Meanwhile, those who ate highly processed and sugary treats had a higher BMI and higher “visceral fat mass” – hidden fat stored in the stomach and around organs.
Researchers linked both to a higher risk of stroke, cardiovascular disease and obesity.
Dr. Sarah Berry, from King’s College London and senior scientist at Zoe, said: “Given that almost a quarter of our calories come from snacks, swapping biscuits, crisps and cakes for healthy snacks such as fruit and nuts is a simple way to keep ourselves healthy improve your health.”
Meanwhile, lead scientist Dr. Kate Bermingham added: “Eating a balanced diet including fruits, vegetables, proteins and legumes is the best way to improve your health.”

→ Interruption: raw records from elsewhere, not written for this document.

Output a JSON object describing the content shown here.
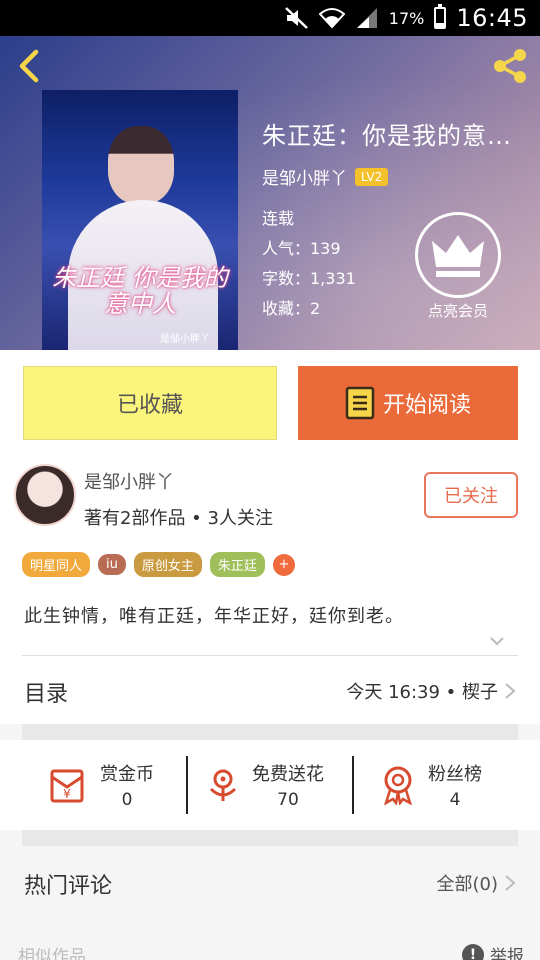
{
  "status_bar": {
    "battery": "17%",
    "time": "16:45"
  },
  "book": {
    "title": "朱正廷：你是我的意…",
    "cover_title": "朱正廷 你是我的意中人",
    "cover_author": "是邹小胖丫",
    "author": "是邹小胖丫",
    "author_level": "LV2",
    "status": "连载",
    "popularity": "人气：139",
    "word_count": "字数：1,331",
    "favorites": "收藏：2",
    "vip_label": "点亮会员"
  },
  "actions": {
    "collected_label": "已收藏",
    "read_label": "开始阅读"
  },
  "author_card": {
    "name": "是邹小胖丫",
    "stats": "著有2部作品 • 3人关注",
    "follow_label": "已关注"
  },
  "tags": [
    {
      "label": "明星同人",
      "color": "#f2a93b"
    },
    {
      "label": "iu",
      "color": "#b86c54"
    },
    {
      "label": "原创女主",
      "color": "#c99a3f"
    },
    {
      "label": "朱正廷",
      "color": "#9fbf5b"
    }
  ],
  "tag_add": "+",
  "description": "此生钟情，唯有正廷，年华正好，廷你到老。",
  "catalog": {
    "title": "目录",
    "latest": "今天 16:39 • 楔子"
  },
  "stats": {
    "reward": {
      "label": "赏金币",
      "value": "0"
    },
    "flowers": {
      "label": "免费送花",
      "value": "70"
    },
    "fans": {
      "label": "粉丝榜",
      "value": "4"
    }
  },
  "hot_comments": {
    "title": "热门评论",
    "all": "全部(0)"
  },
  "bottom": {
    "similar": "相似作品",
    "report": "举报"
  },
  "colors": {
    "accent": "#ea6a3a",
    "collect_bg": "#fbf57c",
    "vip_badge": "#f5c12a"
  }
}
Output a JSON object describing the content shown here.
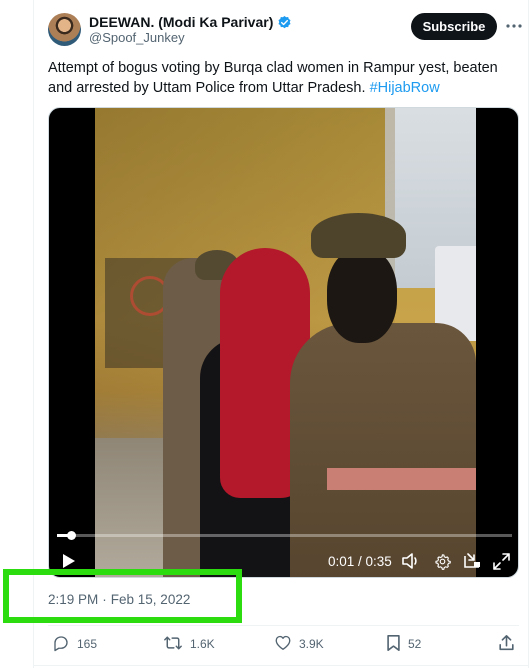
{
  "author": {
    "display_name": "DEEWAN. (Modi Ka Parivar)",
    "handle": "@Spoof_Junkey",
    "verified_icon": "verified-badge-icon",
    "avatar_icon": "avatar"
  },
  "subscribe_label": "Subscribe",
  "more_icon": "more-options-icon",
  "tweet": {
    "text": "Attempt of bogus voting by Burqa clad women in Rampur yest, beaten and arrested by Uttam Police from Uttar Pradesh. ",
    "hashtag": "#HijabRow"
  },
  "video": {
    "current_time": "0:01",
    "duration": "0:35",
    "time_display": "0:01 / 0:35",
    "progress_fraction": 0.03,
    "controls": [
      "play-icon",
      "volume-icon",
      "settings-icon",
      "picture-in-picture-icon",
      "fullscreen-icon"
    ]
  },
  "timestamp": {
    "time": "2:19 PM",
    "separator": "·",
    "date": "Feb 15, 2022"
  },
  "actions": {
    "replies": "165",
    "reposts": "1.6K",
    "likes": "3.9K",
    "bookmarks": "52"
  },
  "colors": {
    "link": "#1d9bf0",
    "muted": "#536471",
    "highlight_box": "#2cdc0e",
    "verified": "#1d9bf0"
  }
}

Analyzes show that the timing of our treats also plays a role, as snacking after 9 p.m. is linked to higher blood sugar and fat levels.
Grazers who feed late at night are also more likely to consume unhealthy foods because fatigue makes it harder to resist temptation.
Around a quarter of Brits are considered obese and 38 percent are overweight, which experts link to poor diet and lack of exercise.
Both increase the risk of type 2 diabetes and high blood pressure, a risk factor for cardiovascular disease.